RECORDS SUPPLIED >>
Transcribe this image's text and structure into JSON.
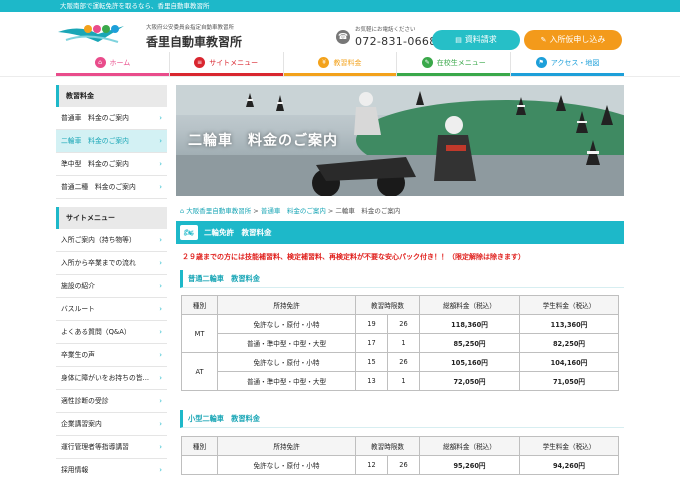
{
  "topbar": {
    "text": "大阪南部で運転免許を取るなら、香里自動車教習所"
  },
  "header": {
    "logo_sub": "大阪府公安委員会指定自動車教習所",
    "logo_name": "香里自動車教習所",
    "phone_label": "お気軽にお電話ください",
    "phone_number": "072-831-0668",
    "btn_request": "資料請求",
    "btn_apply": "入所仮申し込み",
    "colors": {
      "brand": "#1db8c9",
      "apply": "#f39a1b"
    }
  },
  "gnav": [
    {
      "label": "ホーム",
      "color": "#e94c8b",
      "icon": "home-icon"
    },
    {
      "label": "サイトメニュー",
      "color": "#d9262f",
      "icon": "menu-icon"
    },
    {
      "label": "教習料金",
      "color": "#f3a21b",
      "icon": "yen-icon"
    },
    {
      "label": "在校生メニュー",
      "color": "#3aa84a",
      "icon": "student-icon"
    },
    {
      "label": "アクセス・地図",
      "color": "#1d9fd9",
      "icon": "map-icon"
    }
  ],
  "sidebar": {
    "fees_heading": "教習料金",
    "fees_items": [
      {
        "label": "普通車　料金のご案内"
      },
      {
        "label": "二輪車　料金のご案内"
      },
      {
        "label": "準中型　料金のご案内"
      },
      {
        "label": "普通二種　料金のご案内"
      }
    ],
    "menu_heading": "サイトメニュー",
    "menu_items": [
      {
        "label": "入所ご案内（持ち物等）"
      },
      {
        "label": "入所から卒業までの流れ"
      },
      {
        "label": "施設の紹介"
      },
      {
        "label": "バスルート"
      },
      {
        "label": "よくある質問（Q&A）"
      },
      {
        "label": "卒業生の声"
      },
      {
        "label": "身体に障がいをお持ちの皆..."
      },
      {
        "label": "適性診断の受診"
      },
      {
        "label": "企業講習案内"
      },
      {
        "label": "運行管理者等指導講習"
      },
      {
        "label": "採用情報"
      }
    ]
  },
  "hero": {
    "title": "二輪車　料金のご案内"
  },
  "breadcrumb": {
    "home": "大阪香里自動車教習所",
    "parent": "普通車　料金のご案内",
    "current": "二輪車　料金のご案内",
    "sep": " > "
  },
  "section": {
    "title": "二輪免許　教習料金"
  },
  "notice": "２９歳までの方には技能補習料、検定補習料、再検定料が不要な安心パック付き！！（限定解除は除きます）",
  "table_headers": {
    "type": "種別",
    "license": "所持免許",
    "hours": "教習時限数",
    "total": "総額料金（税込）",
    "student": "学生料金（税込）"
  },
  "futsu": {
    "heading": "普通二輪車　教習料金",
    "groups": [
      {
        "type": "MT",
        "rows": [
          {
            "license": "免許なし・原付・小特",
            "h1": "19",
            "h2": "26",
            "total": "118,360円",
            "student": "113,360円"
          },
          {
            "license": "普通・準中型・中型・大型",
            "h1": "17",
            "h2": "1",
            "total": "85,250円",
            "student": "82,250円"
          }
        ]
      },
      {
        "type": "AT",
        "rows": [
          {
            "license": "免許なし・原付・小特",
            "h1": "15",
            "h2": "26",
            "total": "105,160円",
            "student": "104,160円"
          },
          {
            "license": "普通・準中型・中型・大型",
            "h1": "13",
            "h2": "1",
            "total": "72,050円",
            "student": "71,050円"
          }
        ]
      }
    ]
  },
  "kogata": {
    "heading": "小型二輪車　教習料金",
    "rows": [
      {
        "license": "免許なし・原付・小特",
        "h1": "12",
        "h2": "26",
        "total": "95,260円",
        "student": "94,260円"
      }
    ]
  }
}
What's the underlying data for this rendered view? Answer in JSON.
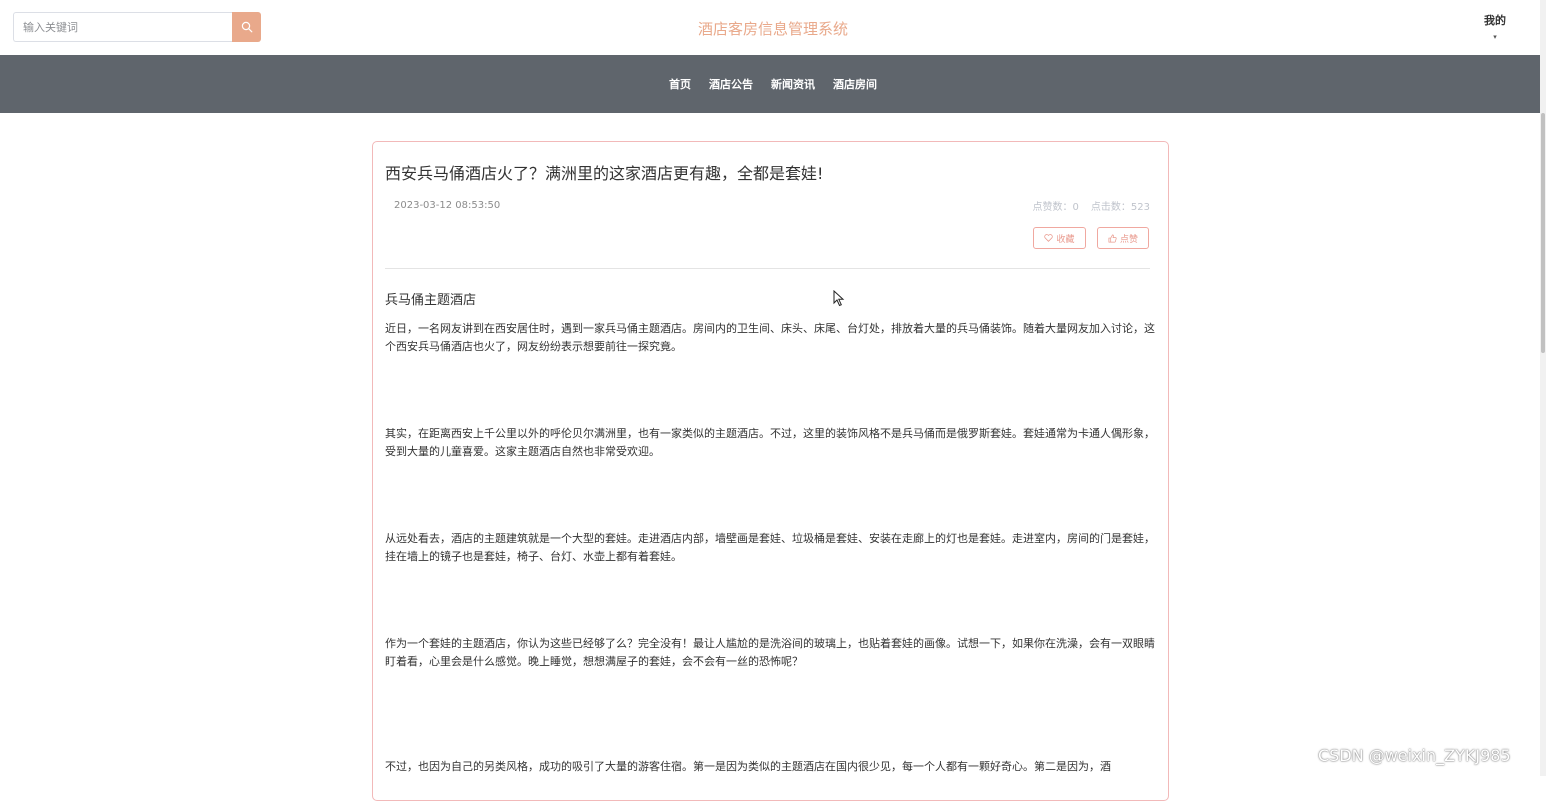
{
  "header": {
    "search_placeholder": "输入关键词",
    "site_title": "酒店客房信息管理系统",
    "user_menu_label": "我的",
    "user_menu_caret": "▾"
  },
  "nav": {
    "items": [
      {
        "label": "首页"
      },
      {
        "label": "酒店公告"
      },
      {
        "label": "新闻资讯"
      },
      {
        "label": "酒店房间"
      }
    ]
  },
  "article": {
    "title": "西安兵马俑酒店火了？满洲里的这家酒店更有趣，全都是套娃!",
    "date": "2023-03-12 08:53:50",
    "likes_label": "点赞数：0",
    "clicks_label": "点击数：523",
    "favorite_label": "收藏",
    "like_label": "点赞",
    "subheading": "兵马俑主题酒店",
    "paragraphs": [
      "近日，一名网友讲到在西安居住时，遇到一家兵马俑主题酒店。房间内的卫生间、床头、床尾、台灯处，排放着大量的兵马俑装饰。随着大量网友加入讨论，这个西安兵马俑酒店也火了，网友纷纷表示想要前往一探究竟。",
      "其实，在距离西安上千公里以外的呼伦贝尔满洲里，也有一家类似的主题酒店。不过，这里的装饰风格不是兵马俑而是俄罗斯套娃。套娃通常为卡通人偶形象，受到大量的儿童喜爱。这家主题酒店自然也非常受欢迎。",
      "从远处看去，酒店的主题建筑就是一个大型的套娃。走进酒店内部，墙壁画是套娃、垃圾桶是套娃、安装在走廊上的灯也是套娃。走进室内，房间的门是套娃，挂在墙上的镜子也是套娃，椅子、台灯、水壶上都有着套娃。",
      "作为一个套娃的主题酒店，你认为这些已经够了么？完全没有！最让人尴尬的是洗浴间的玻璃上，也贴着套娃的画像。试想一下，如果你在洗澡，会有一双眼睛盯着看，心里会是什么感觉。晚上睡觉，想想满屋子的套娃，会不会有一丝的恐怖呢？",
      "不过，也因为自己的另类风格，成功的吸引了大量的游客住宿。第一是因为类似的主题酒店在国内很少见，每一个人都有一颗好奇心。第二是因为，酒"
    ]
  },
  "watermark": "CSDN @weixin_ZYKJ985",
  "colors": {
    "accent": "#e9a98b",
    "nav_bg": "#5f656c",
    "card_border": "#f2b9b9"
  }
}
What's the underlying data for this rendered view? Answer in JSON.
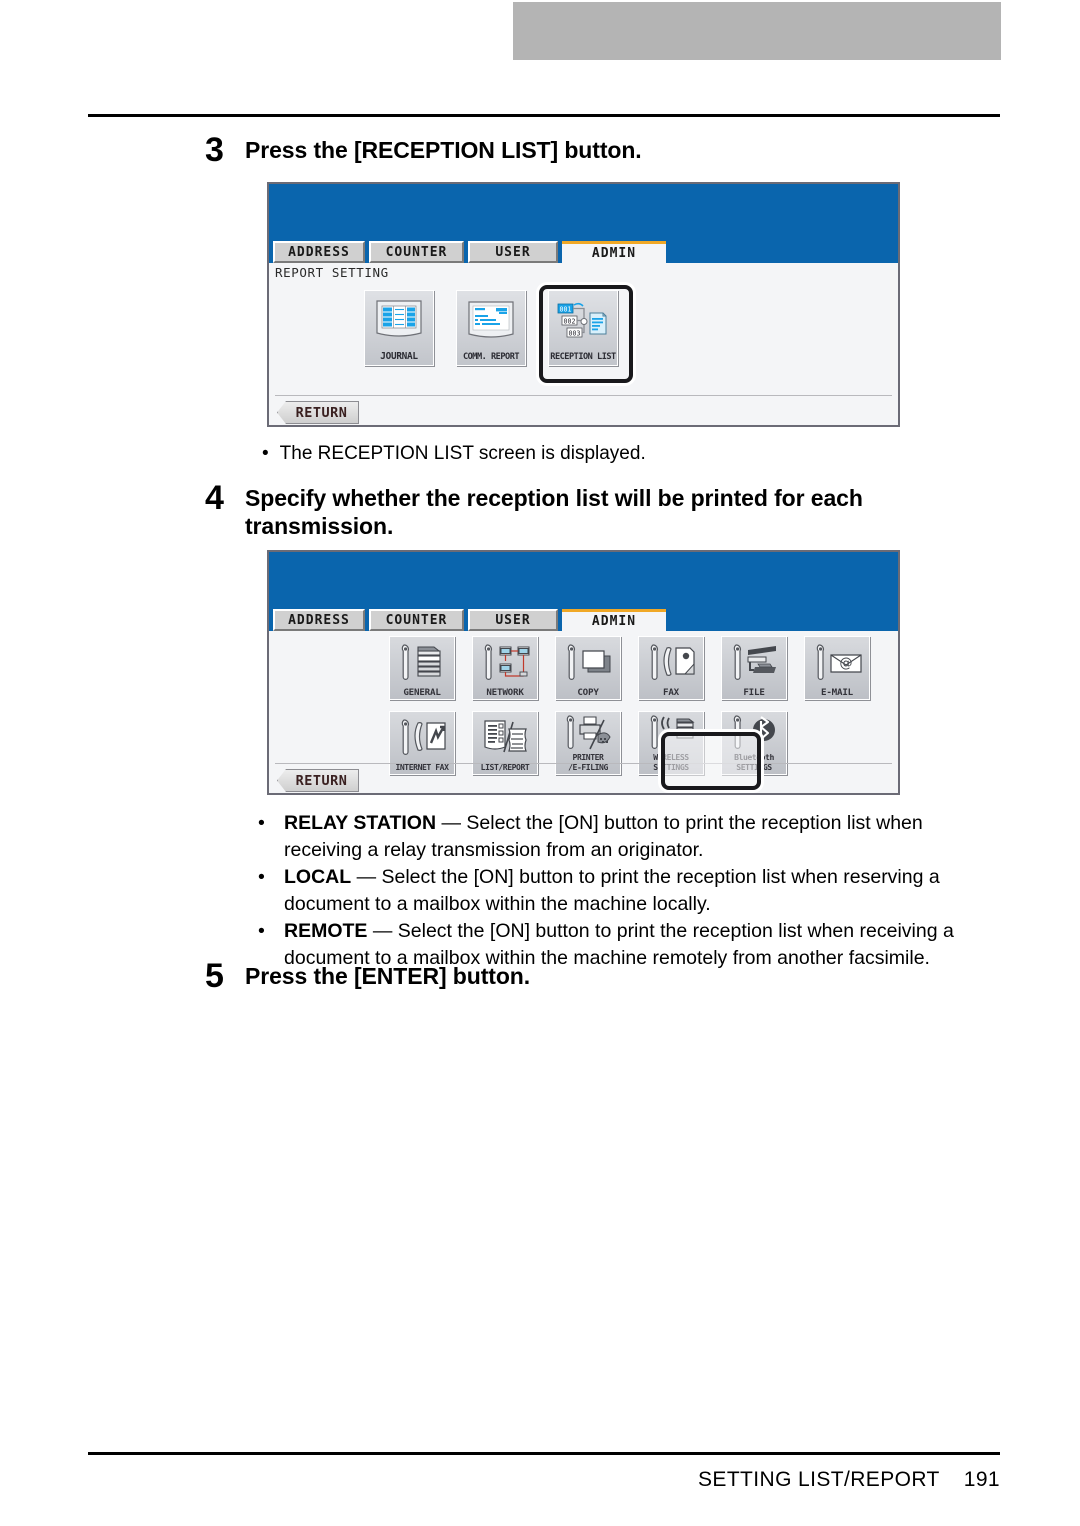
{
  "page": {
    "footer_title": "SETTING LIST/REPORT",
    "page_number": "191"
  },
  "steps": [
    {
      "num": "3",
      "text": "Press the [RECEPTION LIST] button."
    },
    {
      "num": "4",
      "text": "Specify whether the reception list will be printed for each transmission."
    },
    {
      "num": "5",
      "text": "Press the [ENTER] button."
    }
  ],
  "note_after_step3": {
    "dot": "•",
    "text": "The RECEPTION LIST screen is displayed."
  },
  "bullets": [
    {
      "dot": "•",
      "term": "RELAY STATION",
      "dash": " — ",
      "text": "Select the [ON] button to print the reception list when receiving a relay transmission from an originator."
    },
    {
      "dot": "•",
      "term": "LOCAL",
      "dash": " — ",
      "text": "Select the [ON] button to print the reception list when reserving a document to a mailbox within the machine locally."
    },
    {
      "dot": "•",
      "term": "REMOTE",
      "dash": " — ",
      "text": "Select the [ON] button to print the reception list when receiving a document to a mailbox within the machine remotely from another facsimile."
    }
  ],
  "panel1": {
    "tabs": [
      {
        "label": "ADDRESS",
        "active": false
      },
      {
        "label": "COUNTER",
        "active": false
      },
      {
        "label": "USER",
        "active": false
      },
      {
        "label": "ADMIN",
        "active": true
      }
    ],
    "breadcrumb": "REPORT SETTING",
    "return_label": "RETURN",
    "buttons": [
      {
        "label": "JOURNAL",
        "icon": "journal-table-icon",
        "selected": false
      },
      {
        "label": "COMM. REPORT",
        "icon": "comm-report-page-icon",
        "selected": false
      },
      {
        "label": "RECEPTION LIST",
        "icon": "reception-list-routing-icon",
        "selected": true
      }
    ]
  },
  "panel2": {
    "tabs": [
      {
        "label": "ADDRESS",
        "active": false
      },
      {
        "label": "COUNTER",
        "active": false
      },
      {
        "label": "USER",
        "active": false
      },
      {
        "label": "ADMIN",
        "active": true
      }
    ],
    "return_label": "RETURN",
    "row1": [
      {
        "label": "GENERAL",
        "icon": "wrench-copier-icon"
      },
      {
        "label": "NETWORK",
        "icon": "wrench-network-icon"
      },
      {
        "label": "COPY",
        "icon": "wrench-paper-icon"
      },
      {
        "label": "FAX",
        "icon": "wrench-fax-icon"
      },
      {
        "label": "FILE",
        "icon": "wrench-folder-icon"
      },
      {
        "label": "E-MAIL",
        "icon": "wrench-envelope-at-icon"
      }
    ],
    "row2": [
      {
        "label": "INTERNET FAX",
        "icon": "wrench-internet-fax-icon"
      },
      {
        "label": "LIST/REPORT",
        "icon": "list-report-icon"
      },
      {
        "label": "PRINTER\n/E-FILING",
        "icon": "wrench-printer-efiling-icon"
      },
      {
        "label": "WIRELESS\nSETTINGS",
        "icon": "wrench-wireless-icon"
      },
      {
        "label": "Bluetooth\nSETTINGS",
        "icon": "wrench-bluetooth-icon"
      }
    ]
  },
  "colors": {
    "panel_blue": "#0a65ad",
    "active_tab_accent": "#f0a826",
    "top_band_gray": "#b4b4b4",
    "button_face": "#d0d0d0"
  }
}
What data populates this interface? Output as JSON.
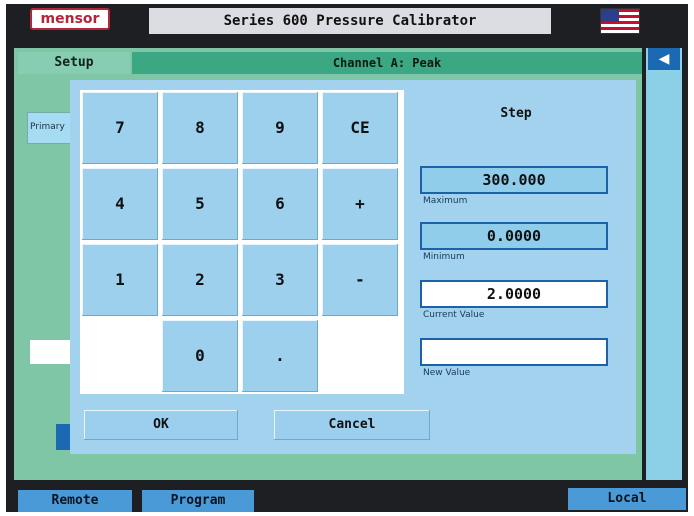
{
  "header": {
    "brand": "mensor",
    "title": "Series 600 Pressure Calibrator",
    "flag_icon": "us-flag-icon"
  },
  "tabs": {
    "setup": "Setup",
    "channel_title": "Channel A: Peak",
    "primary": "Primary"
  },
  "side": {
    "arrow_icon": "left-arrow-icon",
    "arrow_glyph": "◀"
  },
  "keypad": {
    "keys": [
      "7",
      "8",
      "9",
      "CE",
      "4",
      "5",
      "6",
      "+",
      "1",
      "2",
      "3",
      "-",
      "0",
      "."
    ]
  },
  "dialog": {
    "title": "Step",
    "maximum": {
      "value": "300.000",
      "label": "Maximum"
    },
    "minimum": {
      "value": "0.0000",
      "label": "Minimum"
    },
    "current": {
      "value": "2.0000",
      "label": "Current Value"
    },
    "new_value": {
      "value": "",
      "label": "New Value"
    },
    "ok": "OK",
    "cancel": "Cancel"
  },
  "bottom": {
    "remote": "Remote",
    "program": "Program",
    "local": "Local"
  },
  "colors": {
    "screen_green": "#7fc6a7",
    "dialog_blue": "#a3d2ee",
    "field_border": "#1c62a8",
    "brand_red": "#b3263a"
  }
}
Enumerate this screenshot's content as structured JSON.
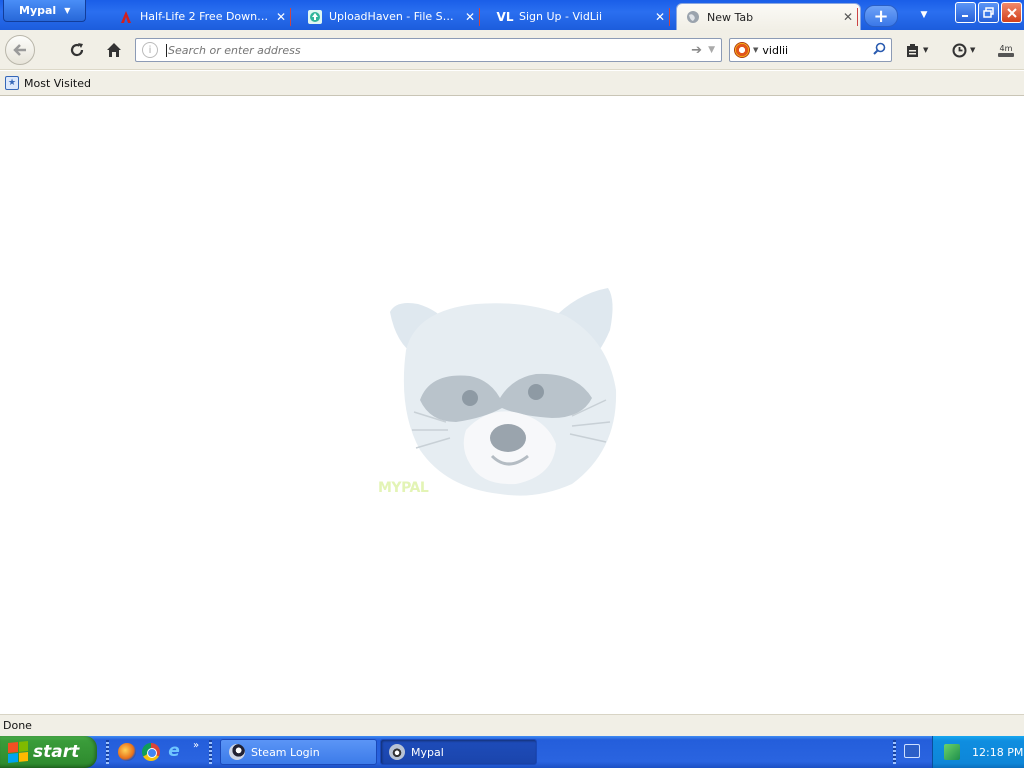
{
  "browser": {
    "app_menu": "Mypal",
    "tabs": [
      {
        "label": "Half-Life 2 Free Downloa...",
        "icon": "half-life-lambda-icon",
        "active": false
      },
      {
        "label": "UploadHaven - File Shari...",
        "icon": "uploadhaven-icon",
        "active": false
      },
      {
        "label": "Sign Up - VidLii",
        "icon": "vidlii-icon",
        "active": false
      },
      {
        "label": "New Tab",
        "icon": "globe-icon",
        "active": true
      }
    ],
    "tab_close_glyph": "✕",
    "new_tab_glyph": "+",
    "vidlii_logo": "VL"
  },
  "navbar": {
    "url_placeholder": "Search or enter address",
    "url_value": "",
    "search_value": "vidlii"
  },
  "bookmarks": {
    "items": [
      {
        "label": "Most Visited"
      }
    ]
  },
  "content": {
    "watermark_text": "MYPAL"
  },
  "status": {
    "text": "Done"
  },
  "taskbar": {
    "start_label": "start",
    "tasks": [
      {
        "label": "Steam Login",
        "icon": "steam-icon",
        "active": false
      },
      {
        "label": "Mypal",
        "icon": "mypal-raccoon-icon",
        "active": true
      }
    ],
    "clock": "12:18 PM"
  },
  "colors": {
    "titlebar_blue": "#2a6ff0",
    "toolbar_beige": "#f1efe6",
    "taskbar_blue": "#245edb",
    "start_green": "#3a9c3a",
    "tray_blue": "#0f8ee0"
  }
}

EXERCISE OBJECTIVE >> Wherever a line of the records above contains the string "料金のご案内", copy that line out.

RESPONSE TO THE TASK >>
        "label": "普通車　料金のご案内"
        "label": "二輪車　料金のご案内"
        "label": "準中型　料金のご案内"
        "label": "普通二種　料金のご案内"
    "title": "二輪車　料金のご案内"
    "parent": "普通車　料金のご案内",
    "current": "二輪車　料金のご案内",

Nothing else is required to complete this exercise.